* [LISTED RECORDS]:
=== Begin Enclosure ===

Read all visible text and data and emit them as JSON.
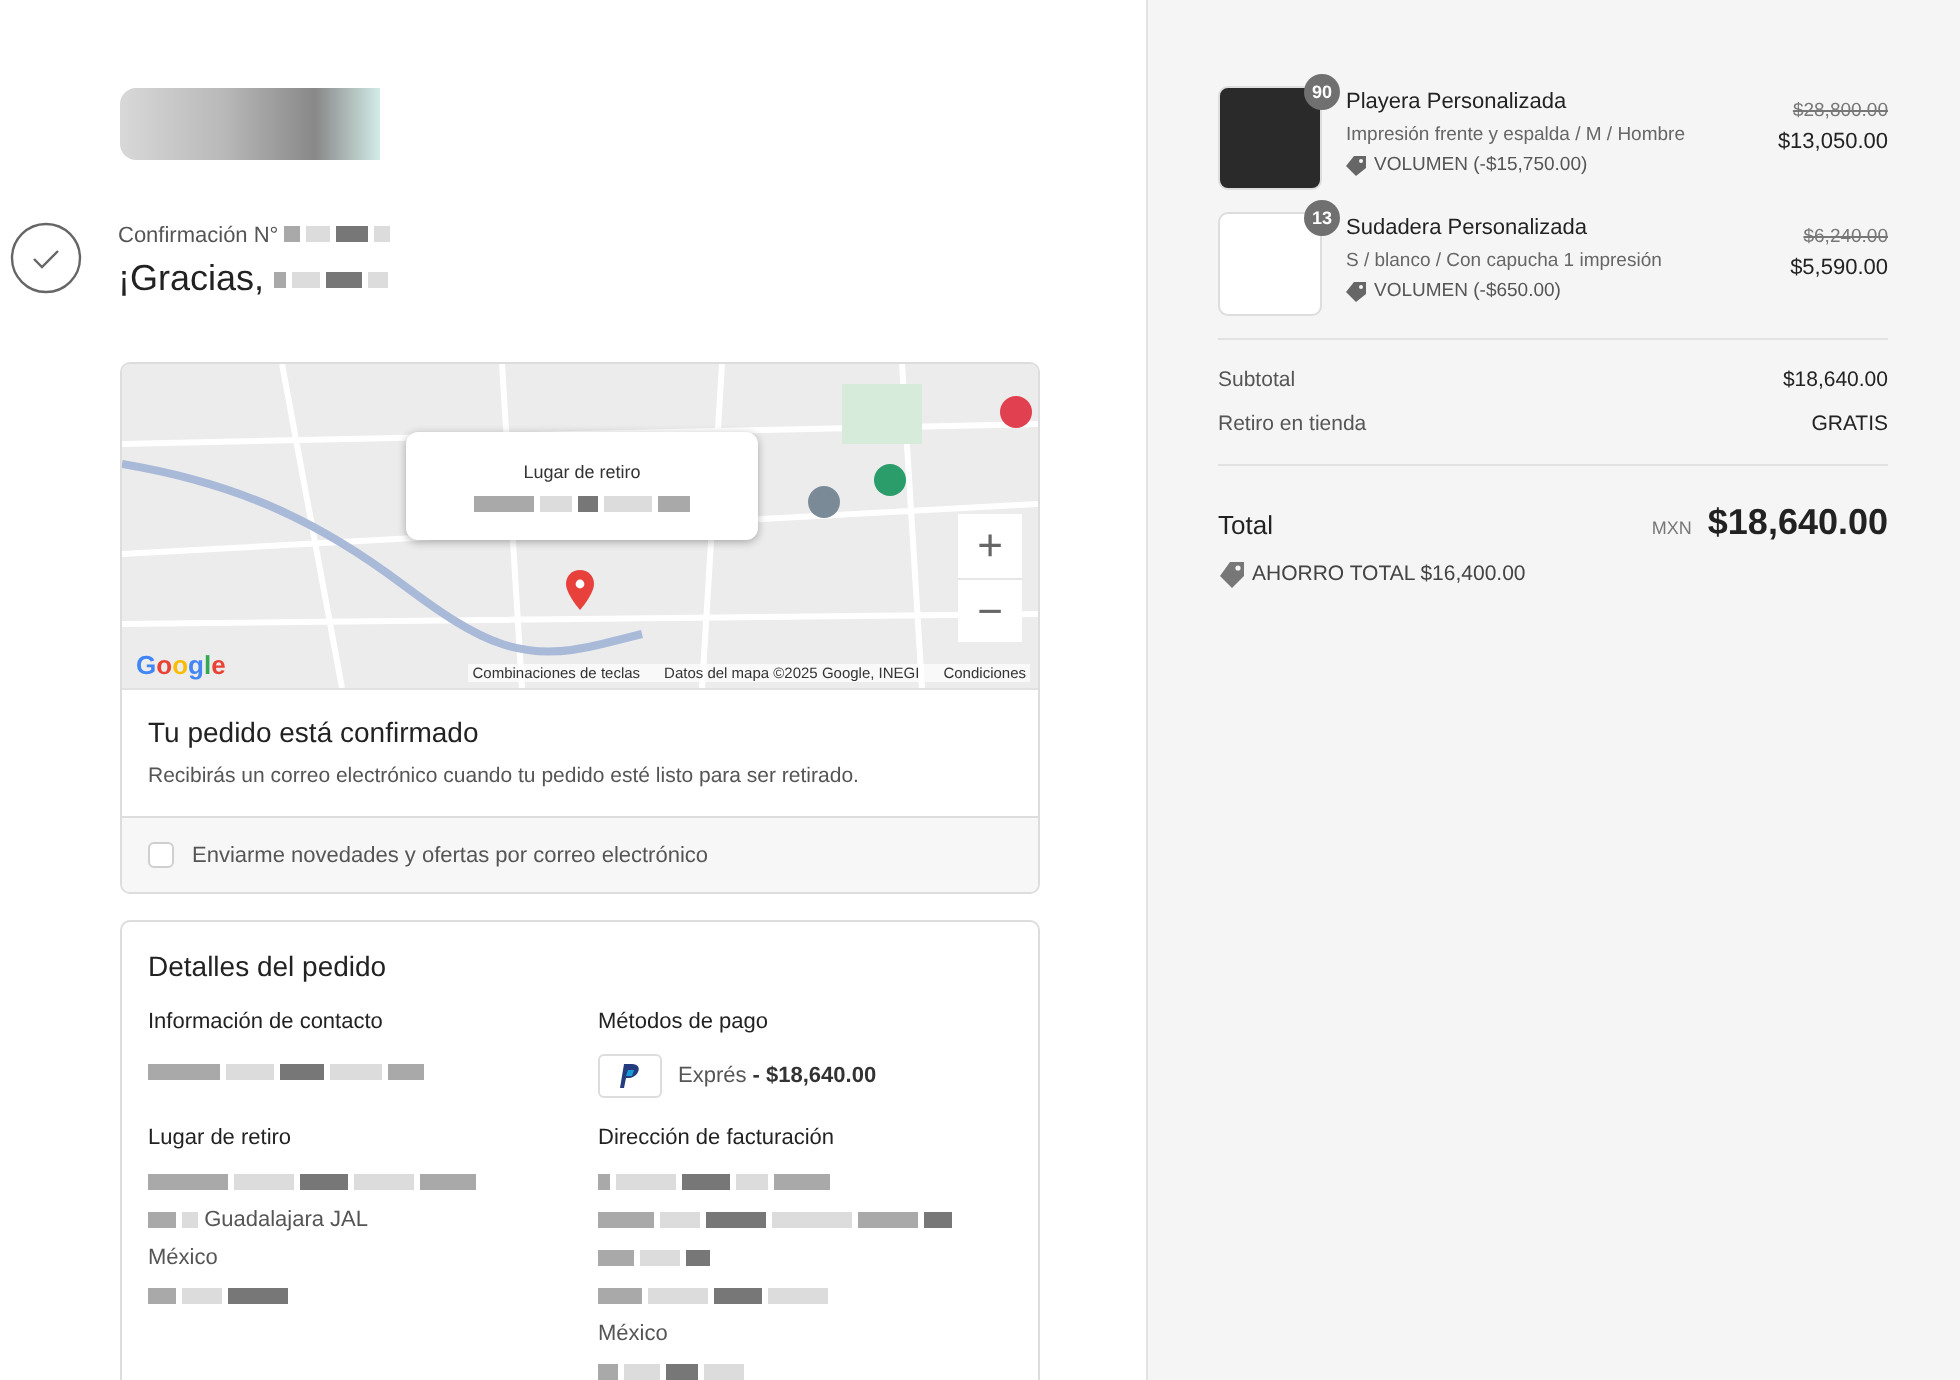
{
  "header": {
    "confirmation_label": "Confirmación N°",
    "greeting": "¡Gracias,"
  },
  "map": {
    "popup": {
      "title": "Lugar de retiro"
    },
    "zoom_in": "+",
    "zoom_out": "−",
    "logo": "Google",
    "attribution": [
      "Combinaciones de teclas",
      "Datos del mapa ©2025 Google, INEGI",
      "Condiciones"
    ]
  },
  "status": {
    "title": "Tu pedido está confirmado",
    "message": "Recibirás un correo electrónico cuando tu pedido esté listo para ser retirado."
  },
  "newsletter": {
    "label": "Enviarme novedades y ofertas por correo electrónico",
    "checked": false
  },
  "details": {
    "title": "Detalles del pedido",
    "sections": [
      {
        "kind": "contact",
        "title": "Información de contacto"
      },
      {
        "kind": "payment",
        "title": "Métodos de pago",
        "method": "Exprés",
        "amount": "- $18,640.00"
      },
      {
        "kind": "address",
        "title": "Lugar de retiro",
        "lines": [
          "Guadalajara JAL",
          "México"
        ]
      },
      {
        "kind": "address",
        "title": "Dirección de facturación",
        "lines": [
          "México"
        ]
      }
    ]
  },
  "cart": {
    "items": [
      {
        "name": "Playera Personalizada",
        "variant": "Impresión frente y espalda / M / Hombre",
        "discount": "VOLUMEN (-$15,750.00)",
        "original_price": "$28,800.00",
        "price": "$13,050.00",
        "quantity": "90",
        "kind": "tshirt"
      },
      {
        "name": "Sudadera Personalizada",
        "variant": "S / blanco / Con capucha 1 impresión",
        "discount": "VOLUMEN (-$650.00)",
        "original_price": "$6,240.00",
        "price": "$5,590.00",
        "quantity": "13",
        "kind": "hoodie"
      }
    ],
    "summary": [
      {
        "label": "Subtotal",
        "value": "$18,640.00"
      },
      {
        "label": "Retiro en tienda",
        "value": "GRATIS"
      }
    ],
    "total": {
      "label": "Total",
      "currency": "MXN",
      "value": "$18,640.00"
    },
    "savings": "AHORRO TOTAL $16,400.00"
  }
}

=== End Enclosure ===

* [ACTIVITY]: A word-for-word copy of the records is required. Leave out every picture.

* [RESULT OF THIS TASK]:
Read all visible text and data and emit them as JSON.
{
  "header": {
    "confirmation_label": "Confirmación N°",
    "greeting": "¡Gracias,"
  },
  "map": {
    "popup": {
      "title": "Lugar de retiro"
    },
    "zoom_in": "+",
    "zoom_out": "−",
    "logo": "Google",
    "attribution": [
      "Combinaciones de teclas",
      "Datos del mapa ©2025 Google, INEGI",
      "Condiciones"
    ]
  },
  "status": {
    "title": "Tu pedido está confirmado",
    "message": "Recibirás un correo electrónico cuando tu pedido esté listo para ser retirado."
  },
  "newsletter": {
    "label": "Enviarme novedades y ofertas por correo electrónico",
    "checked": false
  },
  "details": {
    "title": "Detalles del pedido",
    "sections": [
      {
        "kind": "contact",
        "title": "Información de contacto"
      },
      {
        "kind": "payment",
        "title": "Métodos de pago",
        "method": "Exprés",
        "amount": "- $18,640.00"
      },
      {
        "kind": "address",
        "title": "Lugar de retiro",
        "lines": [
          "Guadalajara JAL",
          "México"
        ]
      },
      {
        "kind": "address",
        "title": "Dirección de facturación",
        "lines": [
          "México"
        ]
      }
    ]
  },
  "cart": {
    "items": [
      {
        "name": "Playera Personalizada",
        "variant": "Impresión frente y espalda / M / Hombre",
        "discount": "VOLUMEN (-$15,750.00)",
        "original_price": "$28,800.00",
        "price": "$13,050.00",
        "quantity": "90",
        "kind": "tshirt"
      },
      {
        "name": "Sudadera Personalizada",
        "variant": "S / blanco / Con capucha 1 impresión",
        "discount": "VOLUMEN (-$650.00)",
        "original_price": "$6,240.00",
        "price": "$5,590.00",
        "quantity": "13",
        "kind": "hoodie"
      }
    ],
    "summary": [
      {
        "label": "Subtotal",
        "value": "$18,640.00"
      },
      {
        "label": "Retiro en tienda",
        "value": "GRATIS"
      }
    ],
    "total": {
      "label": "Total",
      "currency": "MXN",
      "value": "$18,640.00"
    },
    "savings": "AHORRO TOTAL $16,400.00"
  }
}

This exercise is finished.